In April 1966, Mike left the Royal Navy, and he and the family moved to Australia. However, here he reported to the Royal Australian Navy at ‘HMAS Penguin’, the Naval base in Mosman, and he then joined ‘HMAS Platypus’ in mid-1969. He then served as First Lieutenant on ‘HMAS Sydney’ for 16 months, with three trips to Vietnam. Retiring in 1974 he took a position at St Ignatius College as the bursar. However, in 1975 he received a request from Australian Prime Minister Whitlam, to help with new Submarines, and so re-joined the RAN, and served in ‘HMAS Kuttabul’. In 1983 Mike left the Australian Navy, and took a position at the Australian Museum. Later Mike and Pat retired to South Coast, but Pat sadly passed away March 2006. Then Mike moved to Sydney, staying near his children, Tim and Tessa.
When turning 90 he met Joan M Wilson, widow of Submariner Lieut. Commander Don Wilson DSC, RANVR. Joan was about to lead a tour group to India which was visiting Mussoorie – the place where Mike had been born. Then with Joan, Mike travelled to Catania in southern Italy, representing Australia at the International Submariners Congress. They then went on to UK visiting Dartmouth Naval College, where Mike was told he was eligible for another medal – “The Arctic Star’. This is awarded to those who served escorting convoys into the Arctic and round to Murmansk in Russia in WW2, which was during Mike’s service on HMS Nigeria’ in 1941. They have also travelled to Holbrook to the Submarine Memorial Museum for the service to remember those who had, on submarines, served in W1 and WW2.

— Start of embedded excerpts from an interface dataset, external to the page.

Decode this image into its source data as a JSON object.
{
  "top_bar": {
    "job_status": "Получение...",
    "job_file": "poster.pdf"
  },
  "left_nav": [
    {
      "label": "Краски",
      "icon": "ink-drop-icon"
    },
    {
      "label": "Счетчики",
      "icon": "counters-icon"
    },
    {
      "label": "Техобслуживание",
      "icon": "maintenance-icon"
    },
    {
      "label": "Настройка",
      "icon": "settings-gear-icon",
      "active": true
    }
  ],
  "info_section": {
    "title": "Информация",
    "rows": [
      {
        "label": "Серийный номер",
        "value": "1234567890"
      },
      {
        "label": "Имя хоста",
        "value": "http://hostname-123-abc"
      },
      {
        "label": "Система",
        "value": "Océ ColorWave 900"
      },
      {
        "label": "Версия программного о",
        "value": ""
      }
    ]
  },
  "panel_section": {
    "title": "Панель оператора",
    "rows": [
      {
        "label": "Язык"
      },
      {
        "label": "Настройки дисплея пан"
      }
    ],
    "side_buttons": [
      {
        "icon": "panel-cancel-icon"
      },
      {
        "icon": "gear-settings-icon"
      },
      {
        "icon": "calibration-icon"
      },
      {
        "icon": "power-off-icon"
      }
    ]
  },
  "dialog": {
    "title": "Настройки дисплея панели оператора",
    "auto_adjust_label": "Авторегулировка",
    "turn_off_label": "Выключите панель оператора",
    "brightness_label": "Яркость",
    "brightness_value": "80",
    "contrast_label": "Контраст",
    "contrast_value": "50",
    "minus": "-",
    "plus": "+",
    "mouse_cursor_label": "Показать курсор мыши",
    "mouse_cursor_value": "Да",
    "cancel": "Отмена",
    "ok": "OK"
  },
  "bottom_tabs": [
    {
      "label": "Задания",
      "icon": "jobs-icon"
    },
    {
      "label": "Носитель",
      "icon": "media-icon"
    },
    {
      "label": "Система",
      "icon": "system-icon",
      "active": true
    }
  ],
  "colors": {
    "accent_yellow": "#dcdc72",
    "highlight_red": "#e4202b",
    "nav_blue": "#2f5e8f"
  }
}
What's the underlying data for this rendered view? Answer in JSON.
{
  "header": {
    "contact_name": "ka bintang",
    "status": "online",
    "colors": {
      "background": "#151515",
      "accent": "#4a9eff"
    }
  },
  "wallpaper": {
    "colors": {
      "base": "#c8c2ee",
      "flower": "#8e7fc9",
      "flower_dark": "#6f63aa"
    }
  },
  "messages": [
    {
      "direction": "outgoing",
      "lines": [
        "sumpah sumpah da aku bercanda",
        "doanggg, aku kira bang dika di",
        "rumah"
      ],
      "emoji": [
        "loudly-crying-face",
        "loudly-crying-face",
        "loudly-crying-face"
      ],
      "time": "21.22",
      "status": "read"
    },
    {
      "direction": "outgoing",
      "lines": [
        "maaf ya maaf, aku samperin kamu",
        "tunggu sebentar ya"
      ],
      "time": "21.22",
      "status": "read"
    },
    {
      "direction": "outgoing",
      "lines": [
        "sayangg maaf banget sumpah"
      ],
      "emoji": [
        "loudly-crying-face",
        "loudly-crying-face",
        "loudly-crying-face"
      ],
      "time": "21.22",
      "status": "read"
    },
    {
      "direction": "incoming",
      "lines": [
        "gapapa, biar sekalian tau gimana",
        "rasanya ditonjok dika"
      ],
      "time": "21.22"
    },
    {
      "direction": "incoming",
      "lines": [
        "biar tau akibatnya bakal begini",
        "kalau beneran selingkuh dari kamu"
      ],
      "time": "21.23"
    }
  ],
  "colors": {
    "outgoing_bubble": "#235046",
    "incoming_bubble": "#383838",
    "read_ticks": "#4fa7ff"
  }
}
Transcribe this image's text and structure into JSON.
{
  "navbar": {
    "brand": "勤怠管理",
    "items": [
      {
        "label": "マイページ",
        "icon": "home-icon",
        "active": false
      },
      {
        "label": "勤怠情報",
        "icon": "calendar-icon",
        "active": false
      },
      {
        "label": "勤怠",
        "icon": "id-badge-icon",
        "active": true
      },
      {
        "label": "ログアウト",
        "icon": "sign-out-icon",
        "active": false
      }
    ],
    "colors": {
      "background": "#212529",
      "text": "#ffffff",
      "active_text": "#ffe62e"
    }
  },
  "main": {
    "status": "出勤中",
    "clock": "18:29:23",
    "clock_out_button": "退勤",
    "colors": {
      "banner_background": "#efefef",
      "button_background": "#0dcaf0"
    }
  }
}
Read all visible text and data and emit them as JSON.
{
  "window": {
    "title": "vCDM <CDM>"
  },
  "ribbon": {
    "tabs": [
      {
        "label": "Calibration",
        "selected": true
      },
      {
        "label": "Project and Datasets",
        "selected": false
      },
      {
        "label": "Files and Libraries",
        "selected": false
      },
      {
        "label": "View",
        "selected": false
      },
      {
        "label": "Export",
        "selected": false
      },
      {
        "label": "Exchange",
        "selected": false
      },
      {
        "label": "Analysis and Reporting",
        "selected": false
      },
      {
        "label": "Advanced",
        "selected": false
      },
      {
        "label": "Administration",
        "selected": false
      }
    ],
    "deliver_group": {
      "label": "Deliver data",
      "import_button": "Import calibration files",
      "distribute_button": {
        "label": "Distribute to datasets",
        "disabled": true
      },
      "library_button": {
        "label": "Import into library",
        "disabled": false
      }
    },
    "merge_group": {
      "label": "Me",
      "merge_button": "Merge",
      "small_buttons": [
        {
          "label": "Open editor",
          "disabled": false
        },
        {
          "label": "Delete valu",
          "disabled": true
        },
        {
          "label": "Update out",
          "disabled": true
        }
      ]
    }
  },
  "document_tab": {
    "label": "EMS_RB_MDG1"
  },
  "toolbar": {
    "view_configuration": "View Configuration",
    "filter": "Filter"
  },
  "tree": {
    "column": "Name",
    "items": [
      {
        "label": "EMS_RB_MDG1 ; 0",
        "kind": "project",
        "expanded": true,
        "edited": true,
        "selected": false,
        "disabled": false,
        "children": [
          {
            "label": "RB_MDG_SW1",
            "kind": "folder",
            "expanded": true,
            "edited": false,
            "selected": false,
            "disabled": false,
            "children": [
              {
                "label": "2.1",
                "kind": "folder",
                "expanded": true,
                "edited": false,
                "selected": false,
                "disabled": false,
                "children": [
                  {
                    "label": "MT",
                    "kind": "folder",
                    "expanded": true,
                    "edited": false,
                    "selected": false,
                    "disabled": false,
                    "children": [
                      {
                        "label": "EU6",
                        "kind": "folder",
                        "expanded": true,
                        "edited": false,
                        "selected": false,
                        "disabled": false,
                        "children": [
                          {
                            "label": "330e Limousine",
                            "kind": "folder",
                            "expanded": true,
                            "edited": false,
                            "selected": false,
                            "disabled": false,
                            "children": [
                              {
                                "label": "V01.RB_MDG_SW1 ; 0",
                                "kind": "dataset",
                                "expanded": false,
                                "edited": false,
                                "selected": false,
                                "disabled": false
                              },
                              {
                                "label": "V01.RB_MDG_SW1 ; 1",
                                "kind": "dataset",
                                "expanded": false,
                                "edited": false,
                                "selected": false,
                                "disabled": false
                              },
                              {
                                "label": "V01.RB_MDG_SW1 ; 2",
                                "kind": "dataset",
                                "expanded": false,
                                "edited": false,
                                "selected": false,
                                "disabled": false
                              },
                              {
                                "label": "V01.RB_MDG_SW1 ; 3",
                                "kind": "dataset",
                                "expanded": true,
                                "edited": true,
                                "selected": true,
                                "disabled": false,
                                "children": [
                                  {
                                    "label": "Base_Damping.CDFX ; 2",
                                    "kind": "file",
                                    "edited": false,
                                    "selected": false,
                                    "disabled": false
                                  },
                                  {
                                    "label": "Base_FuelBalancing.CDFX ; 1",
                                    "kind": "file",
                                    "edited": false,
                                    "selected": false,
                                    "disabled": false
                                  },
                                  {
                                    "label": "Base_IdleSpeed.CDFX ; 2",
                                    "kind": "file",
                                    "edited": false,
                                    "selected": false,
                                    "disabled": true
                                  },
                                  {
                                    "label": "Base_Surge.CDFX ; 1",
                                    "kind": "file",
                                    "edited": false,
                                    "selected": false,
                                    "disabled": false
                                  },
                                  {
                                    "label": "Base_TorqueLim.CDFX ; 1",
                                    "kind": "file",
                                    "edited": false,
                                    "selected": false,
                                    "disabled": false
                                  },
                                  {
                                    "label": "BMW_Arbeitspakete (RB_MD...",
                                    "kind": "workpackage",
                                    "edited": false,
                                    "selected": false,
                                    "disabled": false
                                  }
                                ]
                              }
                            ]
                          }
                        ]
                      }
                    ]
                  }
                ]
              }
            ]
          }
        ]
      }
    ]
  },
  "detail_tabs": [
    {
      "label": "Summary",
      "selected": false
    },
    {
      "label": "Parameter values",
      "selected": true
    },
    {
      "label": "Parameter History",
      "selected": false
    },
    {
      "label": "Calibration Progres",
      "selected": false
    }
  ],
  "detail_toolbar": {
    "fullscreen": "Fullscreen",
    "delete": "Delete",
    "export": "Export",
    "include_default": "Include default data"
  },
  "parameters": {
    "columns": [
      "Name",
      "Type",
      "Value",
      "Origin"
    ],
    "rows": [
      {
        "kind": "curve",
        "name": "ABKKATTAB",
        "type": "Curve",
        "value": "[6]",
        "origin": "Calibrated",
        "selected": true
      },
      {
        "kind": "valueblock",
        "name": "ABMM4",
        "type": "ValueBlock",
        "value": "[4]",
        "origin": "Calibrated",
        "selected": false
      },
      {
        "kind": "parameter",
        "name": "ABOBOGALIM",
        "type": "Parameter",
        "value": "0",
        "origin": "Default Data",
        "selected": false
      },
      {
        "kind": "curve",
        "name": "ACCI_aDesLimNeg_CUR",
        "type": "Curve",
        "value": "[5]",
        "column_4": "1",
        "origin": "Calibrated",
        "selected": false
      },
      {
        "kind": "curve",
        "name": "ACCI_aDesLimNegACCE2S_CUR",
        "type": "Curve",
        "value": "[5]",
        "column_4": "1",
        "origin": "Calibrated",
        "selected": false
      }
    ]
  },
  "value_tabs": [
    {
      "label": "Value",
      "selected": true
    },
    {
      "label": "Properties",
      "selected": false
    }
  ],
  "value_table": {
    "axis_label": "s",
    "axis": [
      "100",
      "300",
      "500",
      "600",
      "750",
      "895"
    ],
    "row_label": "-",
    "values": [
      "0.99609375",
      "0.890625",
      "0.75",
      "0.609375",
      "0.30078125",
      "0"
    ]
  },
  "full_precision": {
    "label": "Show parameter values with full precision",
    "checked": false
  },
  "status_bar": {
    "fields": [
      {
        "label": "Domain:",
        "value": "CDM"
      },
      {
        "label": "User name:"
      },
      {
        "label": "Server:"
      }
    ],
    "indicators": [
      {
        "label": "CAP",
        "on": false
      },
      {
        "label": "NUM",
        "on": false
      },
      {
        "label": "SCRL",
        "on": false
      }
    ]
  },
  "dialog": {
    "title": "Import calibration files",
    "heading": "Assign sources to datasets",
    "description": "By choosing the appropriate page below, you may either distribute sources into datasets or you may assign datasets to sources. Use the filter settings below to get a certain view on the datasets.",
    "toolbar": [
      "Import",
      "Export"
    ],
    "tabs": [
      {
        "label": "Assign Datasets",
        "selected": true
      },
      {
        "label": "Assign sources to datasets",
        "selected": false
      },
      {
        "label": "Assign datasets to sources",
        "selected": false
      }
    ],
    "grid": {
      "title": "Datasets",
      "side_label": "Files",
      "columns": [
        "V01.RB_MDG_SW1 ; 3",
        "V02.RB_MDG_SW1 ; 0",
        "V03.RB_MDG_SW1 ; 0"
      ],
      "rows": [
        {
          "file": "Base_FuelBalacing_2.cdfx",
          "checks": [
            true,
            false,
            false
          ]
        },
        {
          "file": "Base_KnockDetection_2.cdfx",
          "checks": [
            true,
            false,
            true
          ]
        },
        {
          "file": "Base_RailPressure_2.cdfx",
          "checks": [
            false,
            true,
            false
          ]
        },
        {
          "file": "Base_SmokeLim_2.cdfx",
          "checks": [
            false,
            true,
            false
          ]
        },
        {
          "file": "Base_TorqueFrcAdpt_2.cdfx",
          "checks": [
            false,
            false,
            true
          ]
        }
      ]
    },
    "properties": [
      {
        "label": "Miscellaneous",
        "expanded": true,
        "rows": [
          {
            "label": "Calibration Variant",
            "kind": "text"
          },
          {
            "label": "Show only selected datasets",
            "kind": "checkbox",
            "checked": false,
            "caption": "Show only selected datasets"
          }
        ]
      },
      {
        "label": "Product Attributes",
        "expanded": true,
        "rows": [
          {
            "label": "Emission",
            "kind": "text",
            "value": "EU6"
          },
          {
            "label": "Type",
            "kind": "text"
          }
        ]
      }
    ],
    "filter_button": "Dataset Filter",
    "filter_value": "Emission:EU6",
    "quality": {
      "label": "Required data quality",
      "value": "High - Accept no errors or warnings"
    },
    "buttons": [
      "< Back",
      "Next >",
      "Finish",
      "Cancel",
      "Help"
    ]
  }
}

Mike then moved to the RSL Village in Narrabeen, and is at present staying there in Milne Bay Hostel and turns 99 on 17 October 2021.